— Material supplied —
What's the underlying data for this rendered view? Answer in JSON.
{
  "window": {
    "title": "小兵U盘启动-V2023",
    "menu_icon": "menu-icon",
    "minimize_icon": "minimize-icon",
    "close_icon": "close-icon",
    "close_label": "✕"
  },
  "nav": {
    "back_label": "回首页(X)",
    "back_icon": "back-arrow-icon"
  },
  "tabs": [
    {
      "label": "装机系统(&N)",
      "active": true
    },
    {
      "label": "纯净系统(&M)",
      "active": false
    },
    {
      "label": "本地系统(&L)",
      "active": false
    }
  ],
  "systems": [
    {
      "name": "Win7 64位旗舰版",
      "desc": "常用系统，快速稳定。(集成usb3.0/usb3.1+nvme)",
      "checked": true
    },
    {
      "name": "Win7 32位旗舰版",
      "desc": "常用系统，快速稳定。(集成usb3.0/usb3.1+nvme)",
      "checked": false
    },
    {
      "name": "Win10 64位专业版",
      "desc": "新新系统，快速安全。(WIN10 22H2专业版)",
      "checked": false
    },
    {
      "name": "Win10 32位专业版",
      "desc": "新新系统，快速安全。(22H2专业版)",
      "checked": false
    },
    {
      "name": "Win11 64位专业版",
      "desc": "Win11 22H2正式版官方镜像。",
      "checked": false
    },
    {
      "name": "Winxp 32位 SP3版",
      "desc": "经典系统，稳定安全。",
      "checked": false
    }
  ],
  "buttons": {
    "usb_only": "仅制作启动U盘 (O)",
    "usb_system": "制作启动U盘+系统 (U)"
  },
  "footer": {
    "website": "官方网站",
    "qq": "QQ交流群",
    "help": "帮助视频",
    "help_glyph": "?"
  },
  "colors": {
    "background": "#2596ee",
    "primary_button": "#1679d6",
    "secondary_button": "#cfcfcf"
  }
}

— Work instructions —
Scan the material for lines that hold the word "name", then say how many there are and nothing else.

— Answer area —
6